  • Both spouses can reasonably be expected to qualify to file a joint return at the normal close of their tax year, and
  • The tax years of the spouses end at the same time.

Form 1040-C filers must pay all tax shown as due at the time of filing, except when a bond is furnished or the IRS is satisfied that the taxpayer’s departure does not jeopardize the collection of income tax. If Form 1040-C indicates the taxpayer has overpaid, the IRS cannot provide a refund at the time of departure. Taxpayers due a refund are required to file a Form 1040-NR at the end of the tax year to make a claim for the refund.

A taxpayer who has satisfied all prior-year tax liabilities can furnish a bond guaranteeing payment on the current-year amount due as reflected on Form 1040-C. The bond must equal the tax due plus interest to the date of payment as figured by the IRS. Information about the form of the bond and security on it can be obtained from the taxpayer’s IRS office.

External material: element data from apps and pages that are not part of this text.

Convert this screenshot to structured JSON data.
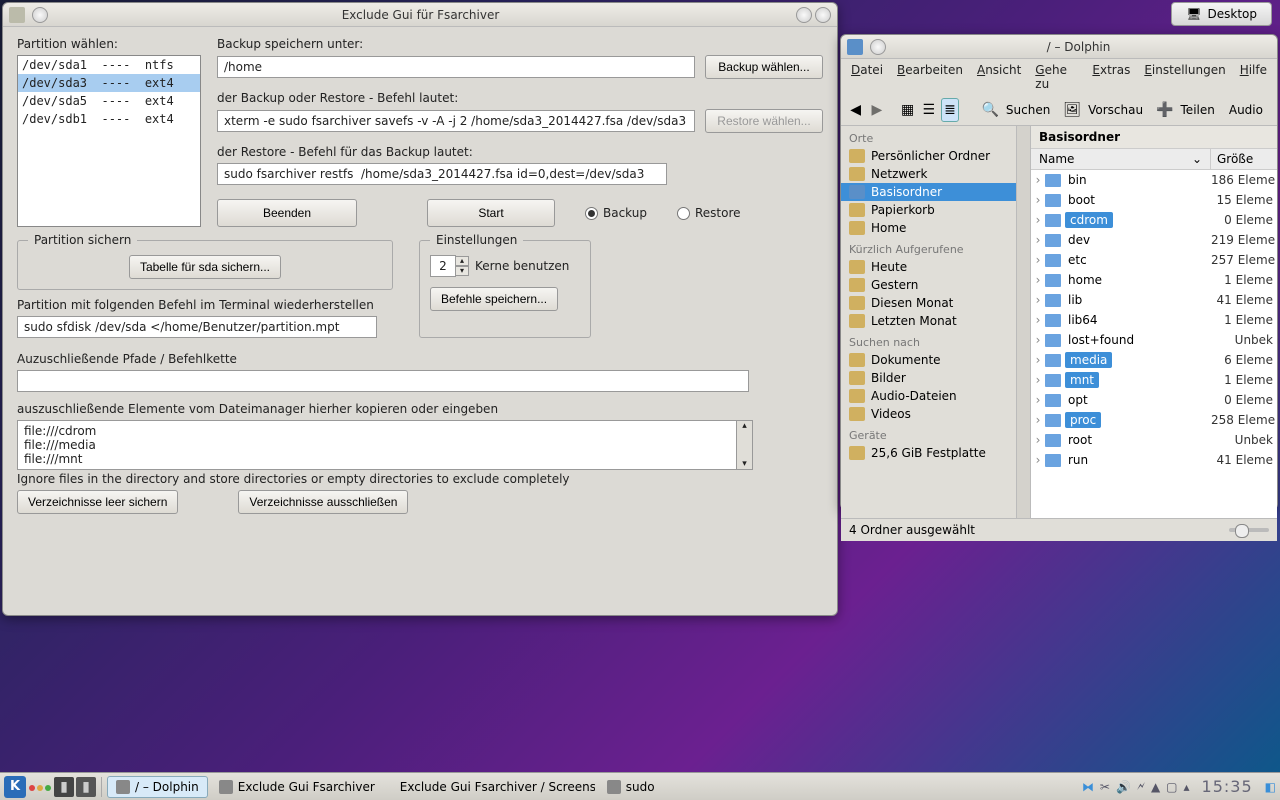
{
  "desktop_button": "Desktop",
  "fs": {
    "title": "Exclude Gui für Fsarchiver",
    "partition_label": "Partition wählen:",
    "partitions": [
      "/dev/sda1  ----  ntfs",
      "/dev/sda3  ----  ext4",
      "/dev/sda5  ----  ext4",
      "/dev/sdb1  ----  ext4"
    ],
    "partition_selected_index": 1,
    "backup_path_label": "Backup speichern unter:",
    "backup_path": "/home",
    "backup_choose_btn": "Backup wählen...",
    "cmd_label": "der Backup oder Restore - Befehl lautet:",
    "cmd_value": "xterm -e sudo fsarchiver savefs -v -A -j 2 /home/sda3_2014427.fsa /dev/sda3",
    "restore_choose_btn": "Restore wählen...",
    "restore_cmd_label": "der Restore - Befehl für das Backup lautet:",
    "restore_cmd_value": "sudo fsarchiver restfs  /home/sda3_2014427.fsa id=0,dest=/dev/sda3",
    "quit_btn": "Beenden",
    "start_btn": "Start",
    "mode_backup": "Backup",
    "mode_restore": "Restore",
    "group_partition_save": "Partition sichern",
    "table_btn": "Tabelle für sda sichern...",
    "restore_terminal_label": "Partition mit folgenden Befehl im Terminal wiederherstellen",
    "restore_terminal_cmd": "sudo sfdisk /dev/sda </home/Benutzer/partition.mpt",
    "group_settings": "Einstellungen",
    "cores_value": "2",
    "cores_label": "Kerne benutzen",
    "save_cmds_btn": "Befehle speichern...",
    "exclude_heading": "Auzuschließende Pfade / Befehlkette",
    "exclude_hint": "auszuschließende Elemente vom Dateimanager hierher kopieren oder eingeben",
    "exclude_lines": [
      "file:///cdrom",
      "file:///media",
      "file:///mnt"
    ],
    "ignore_hint": "Ignore files in the directory and store directories or empty directories to exclude completely",
    "btn_empty": "Verzeichnisse leer sichern",
    "btn_exclude": "Verzeichnisse ausschließen"
  },
  "dolphin": {
    "title": "/ – Dolphin",
    "menus": [
      "Datei",
      "Bearbeiten",
      "Ansicht",
      "Gehe zu",
      "Extras",
      "Einstellungen",
      "Hilfe"
    ],
    "tb_search": "Suchen",
    "tb_preview": "Vorschau",
    "tb_share": "Teilen",
    "tb_audio": "Audio",
    "places_header": "Orte",
    "places": [
      "Persönlicher Ordner",
      "Netzwerk",
      "Basisordner",
      "Papierkorb",
      "Home"
    ],
    "places_selected": 2,
    "recent_header": "Kürzlich Aufgerufene",
    "recent": [
      "Heute",
      "Gestern",
      "Diesen Monat",
      "Letzten Monat"
    ],
    "search_header": "Suchen nach",
    "search_items": [
      "Dokumente",
      "Bilder",
      "Audio-Dateien",
      "Videos"
    ],
    "devices_header": "Geräte",
    "devices": [
      "25,6 GiB Festplatte"
    ],
    "crumb": "Basisordner",
    "col_name": "Name",
    "col_size": "Größe",
    "files": [
      {
        "n": "bin",
        "s": "186 Eleme",
        "sel": false
      },
      {
        "n": "boot",
        "s": "15 Eleme",
        "sel": false
      },
      {
        "n": "cdrom",
        "s": "0 Eleme",
        "sel": true
      },
      {
        "n": "dev",
        "s": "219 Eleme",
        "sel": false
      },
      {
        "n": "etc",
        "s": "257 Eleme",
        "sel": false
      },
      {
        "n": "home",
        "s": "1 Eleme",
        "sel": false
      },
      {
        "n": "lib",
        "s": "41 Eleme",
        "sel": false
      },
      {
        "n": "lib64",
        "s": "1 Eleme",
        "sel": false
      },
      {
        "n": "lost+found",
        "s": "Unbek",
        "sel": false
      },
      {
        "n": "media",
        "s": "6 Eleme",
        "sel": true
      },
      {
        "n": "mnt",
        "s": "1 Eleme",
        "sel": true
      },
      {
        "n": "opt",
        "s": "0 Eleme",
        "sel": false
      },
      {
        "n": "proc",
        "s": "258 Eleme",
        "sel": true
      },
      {
        "n": "root",
        "s": "Unbek",
        "sel": false
      },
      {
        "n": "run",
        "s": "41 Eleme",
        "sel": false
      }
    ],
    "status": "4 Ordner ausgewählt"
  },
  "taskbar": {
    "items": [
      "/ – Dolphin",
      "Exclude Gui Fsarchiver",
      "Exclude Gui Fsarchiver / Screens",
      "sudo"
    ],
    "active": 0,
    "clock": "15:35"
  }
}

The filing of Form 1040-C is not a replacement for the annual U.S. individual income tax return. If an income tax return was required to be filed, then the filing needs to be made even though the Form 1040-C has already been filed. The tax paid with the Form 1040-C filing is taken as a credit against the tax liability calculated on the taxpayer’s annual individual income tax return.

Budgetary restraints of the IRS and its attempt to provide more services online have resulted in a significant reduction of IRS offices throughout the country. The bulk of the offices closed were local “walk up” offices that provided taxpayers an opportunity to talk directly with IRS personnel. Older practitioners who had assisted taxpayers with sailing permits in the past may recall visiting a local office to have a client’s Form 1040-C stamped. If the IRS were to increase its enforcement in this area, it may be tough for taxpayers to comply given the lack of IRS offices and the present state of the Service’s phone operations.

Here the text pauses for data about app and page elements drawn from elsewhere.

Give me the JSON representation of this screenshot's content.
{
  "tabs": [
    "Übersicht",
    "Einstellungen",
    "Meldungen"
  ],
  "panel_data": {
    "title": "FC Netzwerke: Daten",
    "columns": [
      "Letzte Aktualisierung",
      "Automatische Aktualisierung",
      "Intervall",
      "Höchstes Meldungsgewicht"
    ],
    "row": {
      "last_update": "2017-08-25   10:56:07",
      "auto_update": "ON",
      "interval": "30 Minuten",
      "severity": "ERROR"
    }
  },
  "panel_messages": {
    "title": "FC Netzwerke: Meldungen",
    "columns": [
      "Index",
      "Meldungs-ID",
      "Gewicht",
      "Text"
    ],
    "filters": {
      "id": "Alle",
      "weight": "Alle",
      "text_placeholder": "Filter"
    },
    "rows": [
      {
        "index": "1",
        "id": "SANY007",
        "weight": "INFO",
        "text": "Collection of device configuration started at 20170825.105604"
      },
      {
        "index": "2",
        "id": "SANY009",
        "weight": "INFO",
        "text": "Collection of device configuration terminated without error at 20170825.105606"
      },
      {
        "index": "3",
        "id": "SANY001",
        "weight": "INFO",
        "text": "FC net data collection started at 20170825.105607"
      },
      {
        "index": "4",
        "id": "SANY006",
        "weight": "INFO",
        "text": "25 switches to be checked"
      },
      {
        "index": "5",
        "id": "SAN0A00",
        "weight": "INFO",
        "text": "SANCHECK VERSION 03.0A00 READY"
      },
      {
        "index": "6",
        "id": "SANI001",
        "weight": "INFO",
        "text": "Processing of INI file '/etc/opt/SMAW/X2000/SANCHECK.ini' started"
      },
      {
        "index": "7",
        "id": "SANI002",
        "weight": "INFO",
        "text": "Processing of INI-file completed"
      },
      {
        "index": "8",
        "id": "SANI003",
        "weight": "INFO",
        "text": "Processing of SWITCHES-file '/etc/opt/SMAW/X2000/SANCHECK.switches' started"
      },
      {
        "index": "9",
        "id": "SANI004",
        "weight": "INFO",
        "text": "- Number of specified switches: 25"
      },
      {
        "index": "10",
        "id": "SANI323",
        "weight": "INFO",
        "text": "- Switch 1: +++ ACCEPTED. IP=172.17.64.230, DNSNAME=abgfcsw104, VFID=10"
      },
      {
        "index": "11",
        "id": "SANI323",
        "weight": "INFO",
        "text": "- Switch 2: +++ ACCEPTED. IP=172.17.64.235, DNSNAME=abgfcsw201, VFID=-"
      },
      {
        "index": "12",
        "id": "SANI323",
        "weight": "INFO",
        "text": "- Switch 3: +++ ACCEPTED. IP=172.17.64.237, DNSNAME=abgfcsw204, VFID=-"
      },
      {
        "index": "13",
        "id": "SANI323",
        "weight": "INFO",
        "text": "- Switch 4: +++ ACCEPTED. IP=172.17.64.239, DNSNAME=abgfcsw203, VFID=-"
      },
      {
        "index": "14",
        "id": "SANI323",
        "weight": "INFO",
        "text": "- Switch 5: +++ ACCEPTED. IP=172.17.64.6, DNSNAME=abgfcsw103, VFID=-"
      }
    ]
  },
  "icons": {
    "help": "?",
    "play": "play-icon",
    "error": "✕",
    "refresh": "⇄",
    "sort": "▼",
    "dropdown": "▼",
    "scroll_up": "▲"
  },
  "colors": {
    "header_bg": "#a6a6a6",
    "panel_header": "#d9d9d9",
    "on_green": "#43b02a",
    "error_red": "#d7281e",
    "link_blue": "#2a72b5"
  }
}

As the IRS makes its determination on how it will implement the new passport revocation rule, it may also want to strengthen its mechanisms for enforcing the sailing permit rule. Enforcement of both laws would significantly increase the agency’s tax collection efforts.

Contributed by: Mr. Marc Strohl, CPA, of Protax Consulting, E: mstrohl@protaxconsulting.com W: www.protaxconsulting.com